Digitalization in the Health Care Sector: Will Computers Soon Replace Doctors?
Consumers are using fitness trackers and smart watches, in conjunction with apps, to keep an eye on their health. Artificial intelligence is now better than almost any doctor at detecting skin changes that may foretell problems. Is the digital transformation making doctors redundant? “Quite the opposite,” says Dr. Jens Härtel, Managing Director of the health care company Vilua of Arvato CRM Solutions.
Of course, advanced technologies have been in use in the health care sector for a long time. Doctors can use a joystick, for instance, to guide a surgical robot and perform minimally invasive operations. In another example, laboratory tests are no longer carried out by staff at the doctor’s office but instead by large laboratories in which machines record certain blood parameters in an automated process.
Moreover, digitalization opens up completely new possibilities, of which automation, whether in medical work or in the management of doctors’ offices, is only one aspect. And the possibilities extend beyond the use of IBM’s artificial intelligence “Watson” to help with diagnoses. Nowadays, doctors have a vast amount of data at their disposal; the data is collected via patients’ personal devices or via innovative products such as the “preventiometer.” Vilua uses the high-tech preventiometer in workplace health and wellness programs. It can measure over 30 parameters, including body weight, blood pressure, hearing, vision, stress levels, and numerous other pieces of health-related data.
Holistic view of patients
“This data provides doctors with significantly more insights into their patients than they ever could have had before,” explains Dr. Jens Härtel. “Normally, a doctor first takes a patient’s medical history when the patient arrives at the doctor’s office with a complaint, and so there is already a problem in terms of their health, which can then appear in the medical data.” The new availability of data in the health care sector has two advantages: when treating a patient, doctors can also take account of the patient’s “historical” data and thus better understand changes in health-related parameters. Risk factors can also be detected more quickly at the prevention stage, ideally making it possible to avert illness.
However, this assumes that the relevant data is being systematically collected and used. Vilua’s “Health Cockpit” provides a professional solution for this. The platform enables interaction between different parties within the health care system. Patients have the opportunity to provide access to their health-related data as they choose. The health data is then checked by doctors. In the context of corporate health and wellness programs, prevention coaches can then help participants reach their individual health-related objectives. “This example shows that digitalization isn’t making the doctor’s job redundant,” states Dr. Härtel. “It’s changing the doctor’s job, but the doctor’s profession has always been subject to change.”
New possibilities, new tasks
According to Dr. Härtel, technology will perform many of the tasks doctors have had to do and allow them time to concentrate more fully on their patients again. “In a way, digital solutions are making the field of medicine more human again. The interaction between human beings, or the human ability to empathize, isn’t something that can be replaced by machines any time in the foreseeable future, and more and more attention will be paid to these aspects once again.” In addition, as a result of the new pool of available data, doctors are increasingly being presented with the task of preventative health care and wellness.

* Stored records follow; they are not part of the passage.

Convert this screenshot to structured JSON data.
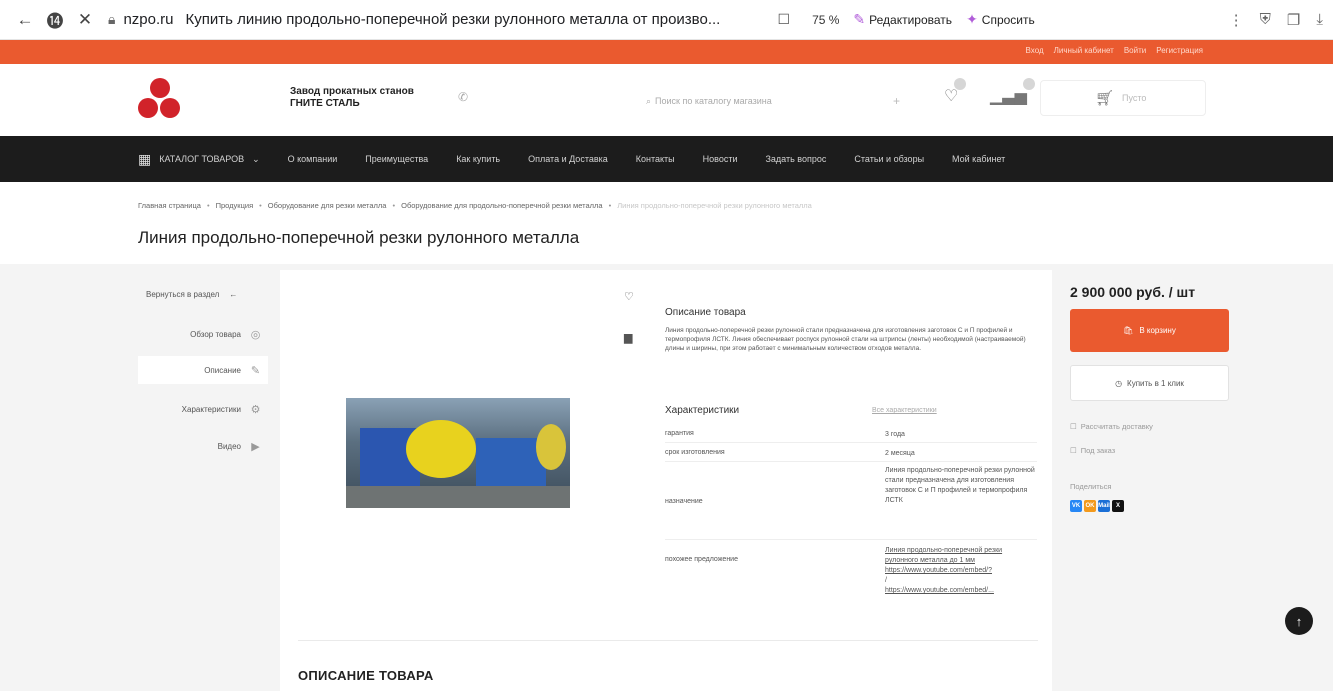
{
  "browser": {
    "domain": "nzpo.ru",
    "tab_title": "Купить линию продольно-поперечной резки рулонного металла от произво...",
    "zoom": "75 %",
    "edit_label": "Редактировать",
    "ask_label": "Спросить"
  },
  "topstrip": {
    "links": [
      "Вход",
      "Личный кабинет",
      "Войти",
      "Регистрация"
    ]
  },
  "header": {
    "brand": "Завод прокатных станов ГНИТЕ СТАЛЬ",
    "search_placeholder": "Поиск по каталогу магазина",
    "cart_label": "Пусто"
  },
  "nav": {
    "catalog": "КАТАЛОГ ТОВАРОВ",
    "items": [
      "О компании",
      "Преимущества",
      "Как купить",
      "Оплата и Доставка",
      "Контакты",
      "Новости",
      "Задать вопрос",
      "Статьи и обзоры",
      "Мой кабинет"
    ]
  },
  "breadcrumbs": [
    "Главная страница",
    "Продукция",
    "Оборудование для резки металла",
    "Оборудование для продольно-поперечной резки металла",
    "Линия продольно-поперечной резки рулонного металла"
  ],
  "page_title": "Линия продольно-поперечной резки рулонного металла",
  "sidenav": {
    "back": "Вернуться в раздел",
    "items": [
      "Обзор товара",
      "Описание",
      "Характеристики",
      "Видео"
    ]
  },
  "product": {
    "desc_heading": "Описание товара",
    "desc_text": "Линия продольно-поперечной резки рулонной стали предназначена для изготовления заготовок С и П профилей и термопрофиля ЛСТК. Линия обеспечивает роспуск рулонной стали на штрипсы (ленты) необходимой (настраиваемой) длины и ширины, при этом работает с минимальным количеством отходов металла.",
    "char_heading": "Характеристики",
    "char_all": "Все характеристики",
    "chars": [
      {
        "key": "гарантия",
        "value": "3 года"
      },
      {
        "key": "срок изготовления",
        "value": "2 месяца"
      },
      {
        "key": "назначение",
        "value": "Линия продольно-поперечной резки рулонной стали предназначена для изготовления заготовок С и П профилей и термопрофиля ЛСТК"
      },
      {
        "key": "похожее предложение",
        "links": [
          "Линия продольно-поперечной резки рулонного металла до 1 мм",
          "https://www.youtube.com/embed/?",
          "/",
          "https://www.youtube.com/embed/..."
        ]
      }
    ],
    "section_title": "ОПИСАНИЕ ТОВАРА"
  },
  "buy": {
    "price": "2 900 000 руб. / шт",
    "cart_button": "В корзину",
    "one_click": "Купить в 1 клик",
    "delivery": "Рассчитать доставку",
    "order": "Под заказ",
    "share": "Поделиться",
    "socials": [
      "VK",
      "OK",
      "Mail",
      "X"
    ]
  },
  "colors": {
    "accent": "#ea5a2f",
    "nav_bg": "#1c1c1c",
    "logo": "#d1232a"
  }
}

Recently, action was taken to provide more scope for digital solutions in health care: in May, at the 121st gathering of the German Medical Association, it was decided with a large majority that the ban on remote treatment should be relaxed. Questions of liability still need to be clarified with insurance companies, but in principle, doctors can now offer consultation hours via video chat, for example. Germany is certainly not a forerunner in this respect, however. In England, Sweden, Switzerland and the United States, doctors have been using telemedicine for a long time already.